[Element data from apps and pages]
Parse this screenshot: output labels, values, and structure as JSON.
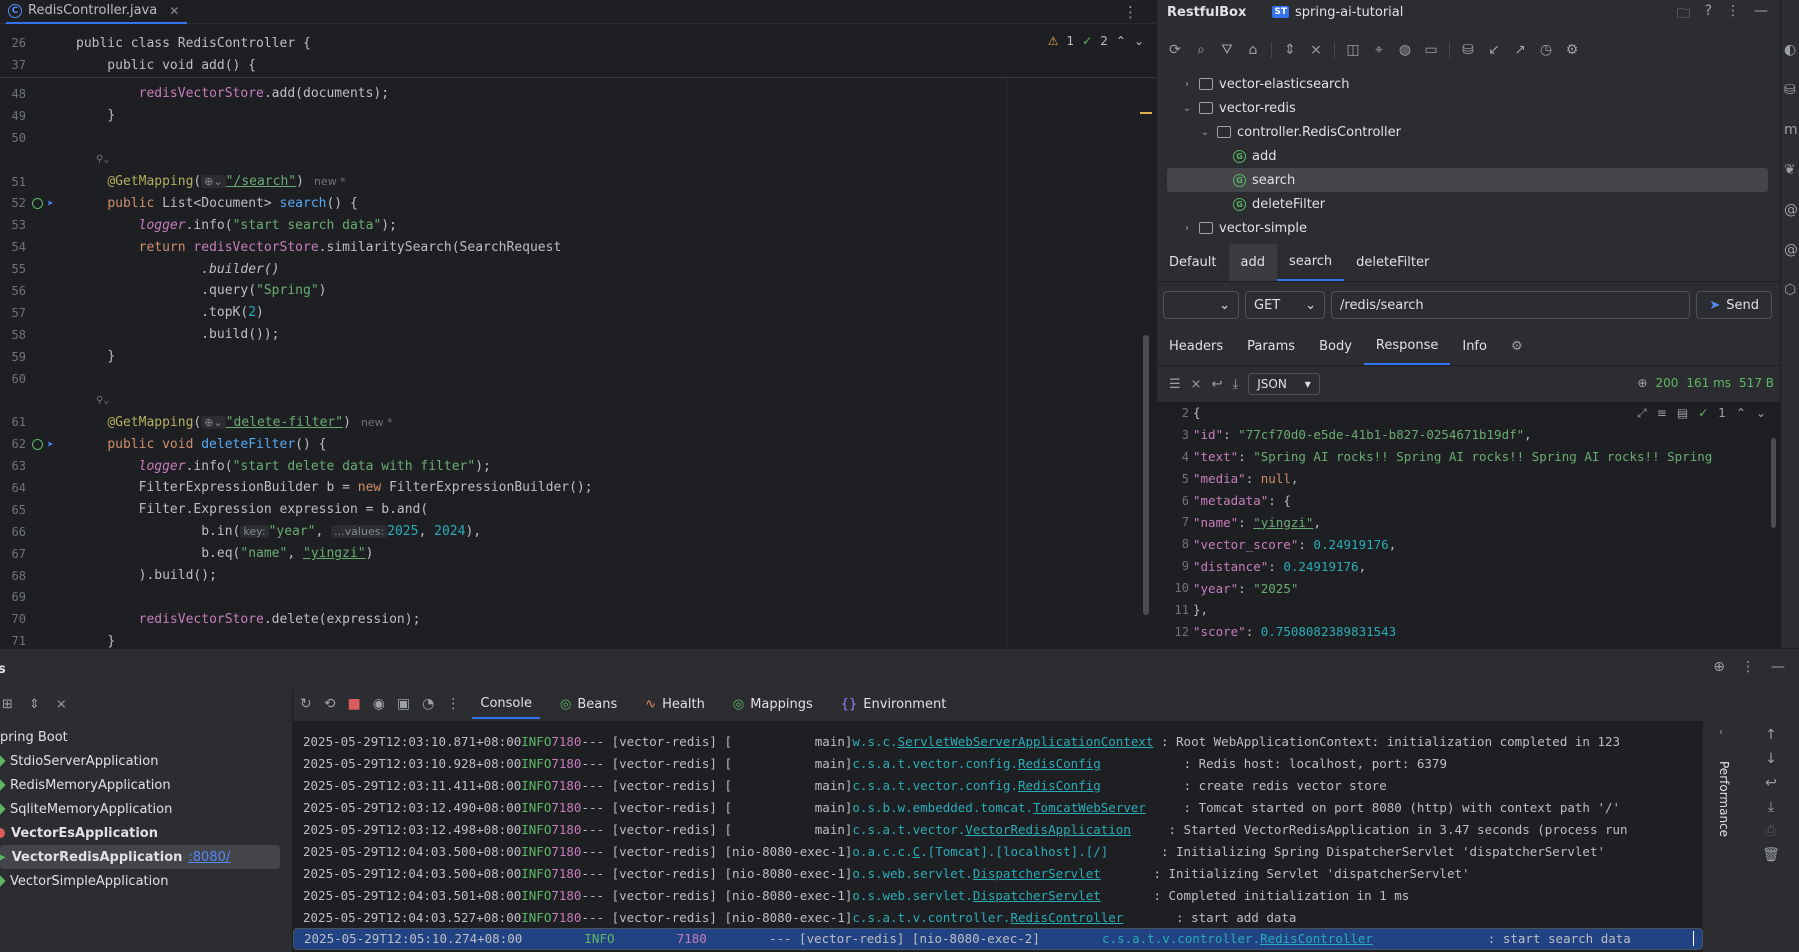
{
  "editor": {
    "tab_label": "RedisController.java",
    "tab_icon": "C",
    "menu_icon": "⋮",
    "inspections": {
      "warnings": "1",
      "checks": "2"
    },
    "sticky": [
      {
        "ln": "26",
        "code": "public class RedisController {"
      },
      {
        "ln": "37",
        "code": "    public void add() {"
      }
    ],
    "new_hint": "new *",
    "line_numbers": [
      "48",
      "49",
      "50",
      "",
      "51",
      "52",
      "53",
      "54",
      "55",
      "56",
      "57",
      "58",
      "59",
      "60",
      "",
      "61",
      "62",
      "63",
      "64",
      "65",
      "66",
      "67",
      "68",
      "69",
      "70",
      "71"
    ],
    "code": {
      "l48_field": "redisVectorStore",
      "l48_rest": ".add(documents);",
      "l51_anno": "@GetMapping",
      "l51_str": "\"/search\"",
      "l52_kw": "public",
      "l52_type": " List<Document> ",
      "l52_fn": "search",
      "l52_rest": "() {",
      "l53_field": "logger",
      "l53_mid": ".info(",
      "l53_str": "\"start search data\"",
      "l53_end": ");",
      "l54_kw": "return ",
      "l54_field": "redisVectorStore",
      "l54_rest": ".similaritySearch(SearchRequest",
      "l55": ".builder()",
      "l56_a": ".query(",
      "l56_str": "\"Spring\"",
      "l56_b": ")",
      "l57_a": ".topK(",
      "l57_num": "2",
      "l57_b": ")",
      "l58": ".build());",
      "l61_anno": "@GetMapping",
      "l61_str": "\"delete-filter\"",
      "l62_kw": "public void ",
      "l62_fn": "deleteFilter",
      "l62_rest": "() {",
      "l63_field": "logger",
      "l63_mid": ".info(",
      "l63_str": "\"start delete data with filter\"",
      "l63_end": ");",
      "l64_a": "FilterExpressionBuilder b = ",
      "l64_kw": "new",
      "l64_b": " FilterExpressionBuilder();",
      "l65": "Filter.Expression expression = b.and(",
      "l66_a": "b.in(",
      "l66_hint1": "key:",
      "l66_str": "\"year\"",
      "l66_hint2": "...values:",
      "l66_n1": "2025",
      "l66_n2": "2024",
      "l66_b": "),",
      "l67_a": "b.eq(",
      "l67_s1": "\"name\"",
      "l67_s2": "\"yingzi\"",
      "l67_b": ")",
      "l68": ").build();",
      "l70_field": "redisVectorStore",
      "l70_rest": ".delete(expression);",
      "brace": "}"
    }
  },
  "restful": {
    "title": "RestfulBox",
    "project_badge": "ST",
    "project": "spring-ai-tutorial",
    "tree": [
      {
        "label": "vector-elasticsearch",
        "level": 0,
        "chevron": "›"
      },
      {
        "label": "vector-redis",
        "level": 0,
        "chevron": "⌄"
      },
      {
        "label": "controller.RedisController",
        "level": 1,
        "chevron": "⌄"
      },
      {
        "label": "add",
        "level": 2,
        "method": true
      },
      {
        "label": "search",
        "level": 2,
        "method": true,
        "selected": true
      },
      {
        "label": "deleteFilter",
        "level": 2,
        "method": true
      },
      {
        "label": "vector-simple",
        "level": 0,
        "chevron": "›"
      }
    ],
    "req_tabs": [
      "Default",
      "add",
      "search",
      "deleteFilter"
    ],
    "method": "GET",
    "url": "/redis/search",
    "send": "Send",
    "resp_tabs": [
      "Headers",
      "Params",
      "Body",
      "Response",
      "Info"
    ],
    "format": "JSON",
    "status": "200",
    "time": "161 ms",
    "size": "517 B",
    "json_tools_count": "1",
    "json": {
      "ln": [
        "2",
        "3",
        "4",
        "5",
        "6",
        "7",
        "8",
        "9",
        "10",
        "11",
        "12"
      ],
      "brace_open": "{",
      "id_key": "\"id\"",
      "id_val": "\"77cf70d0-e5de-41b1-b827-0254671b19df\"",
      "text_key": "\"text\"",
      "text_val": "\"Spring AI rocks!! Spring AI rocks!! Spring AI rocks!! Spring",
      "media_key": "\"media\"",
      "media_val": "null",
      "meta_key": "\"metadata\"",
      "name_key": "\"name\"",
      "name_val": "\"yingzi\"",
      "vs_key": "\"vector_score\"",
      "vs_val": "0.24919176",
      "dist_key": "\"distance\"",
      "dist_val": "0.24919176",
      "year_key": "\"year\"",
      "year_val": "\"2025\"",
      "close": "},",
      "score_key": "\"score\"",
      "score_val": "0.7508082389831543"
    }
  },
  "services": {
    "title": "s",
    "items": [
      {
        "label": "pring Boot"
      },
      {
        "label": "StdioServerApplication"
      },
      {
        "label": "RedisMemoryApplication"
      },
      {
        "label": "SqliteMemoryApplication"
      },
      {
        "label": "VectorEsApplication"
      },
      {
        "label": "VectorRedisApplication",
        "port": ":8080/"
      },
      {
        "label": "VectorSimpleApplication"
      }
    ],
    "tabs": [
      "Console",
      "Beans",
      "Health",
      "Mappings",
      "Environment"
    ],
    "perf_label": "Performance",
    "logs": [
      {
        "ts": "2025-05-29T12:03:10.871+08:00",
        "lvl": "INFO",
        "pid": "7180",
        "thread": "--- [vector-redis] [           main]",
        "logger_pre": "w.s.c.",
        "logger_u": "ServletWebServerApplicationContext",
        "logger_post": "",
        "msg": " : Root WebApplicationContext: initialization completed in 123"
      },
      {
        "ts": "2025-05-29T12:03:10.928+08:00",
        "lvl": "INFO",
        "pid": "7180",
        "thread": "--- [vector-redis] [           main]",
        "logger_pre": "c.s.a.t.vector.config.",
        "logger_u": "RedisConfig",
        "logger_post": "          ",
        "msg": " : Redis host: localhost, port: 6379"
      },
      {
        "ts": "2025-05-29T12:03:11.411+08:00",
        "lvl": "INFO",
        "pid": "7180",
        "thread": "--- [vector-redis] [           main]",
        "logger_pre": "c.s.a.t.vector.config.",
        "logger_u": "RedisConfig",
        "logger_post": "          ",
        "msg": " : create redis vector store"
      },
      {
        "ts": "2025-05-29T12:03:12.490+08:00",
        "lvl": "INFO",
        "pid": "7180",
        "thread": "--- [vector-redis] [           main]",
        "logger_pre": "o.s.b.w.embedded.tomcat.",
        "logger_u": "TomcatWebServer",
        "logger_post": "    ",
        "msg": " : Tomcat started on port 8080 (http) with context path '/'"
      },
      {
        "ts": "2025-05-29T12:03:12.498+08:00",
        "lvl": "INFO",
        "pid": "7180",
        "thread": "--- [vector-redis] [           main]",
        "logger_pre": "c.s.a.t.vector.",
        "logger_u": "VectorRedisApplication",
        "logger_post": "    ",
        "msg": " : Started VectorRedisApplication in 3.47 seconds (process run"
      },
      {
        "ts": "2025-05-29T12:04:03.500+08:00",
        "lvl": "INFO",
        "pid": "7180",
        "thread": "--- [vector-redis] [nio-8080-exec-1]",
        "logger_pre": "o.a.c.c.",
        "logger_u": "C",
        "logger_post": ".[Tomcat].[localhost].[/]      ",
        "msg": " : Initializing Spring DispatcherServlet 'dispatcherServlet'"
      },
      {
        "ts": "2025-05-29T12:04:03.500+08:00",
        "lvl": "INFO",
        "pid": "7180",
        "thread": "--- [vector-redis] [nio-8080-exec-1]",
        "logger_pre": "o.s.web.servlet.",
        "logger_u": "DispatcherServlet",
        "logger_post": "      ",
        "msg": " : Initializing Servlet 'dispatcherServlet'"
      },
      {
        "ts": "2025-05-29T12:04:03.501+08:00",
        "lvl": "INFO",
        "pid": "7180",
        "thread": "--- [vector-redis] [nio-8080-exec-1]",
        "logger_pre": "o.s.web.servlet.",
        "logger_u": "DispatcherServlet",
        "logger_post": "      ",
        "msg": " : Completed initialization in 1 ms"
      },
      {
        "ts": "2025-05-29T12:04:03.527+08:00",
        "lvl": "INFO",
        "pid": "7180",
        "thread": "--- [vector-redis] [nio-8080-exec-1]",
        "logger_pre": "c.s.a.t.v.controller.",
        "logger_u": "RedisController",
        "logger_post": "      ",
        "msg": " : start add data"
      },
      {
        "ts": "2025-05-29T12:05:10.274+08:00",
        "lvl": "INFO",
        "pid": "7180",
        "thread": "--- [vector-redis] [nio-8080-exec-2]",
        "logger_pre": "c.s.a.t.v.controller.",
        "logger_u": "RedisController",
        "logger_post": "      ",
        "msg": " : start search data"
      }
    ]
  }
}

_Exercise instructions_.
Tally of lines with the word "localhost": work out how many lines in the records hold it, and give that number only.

_Expected answer_.
2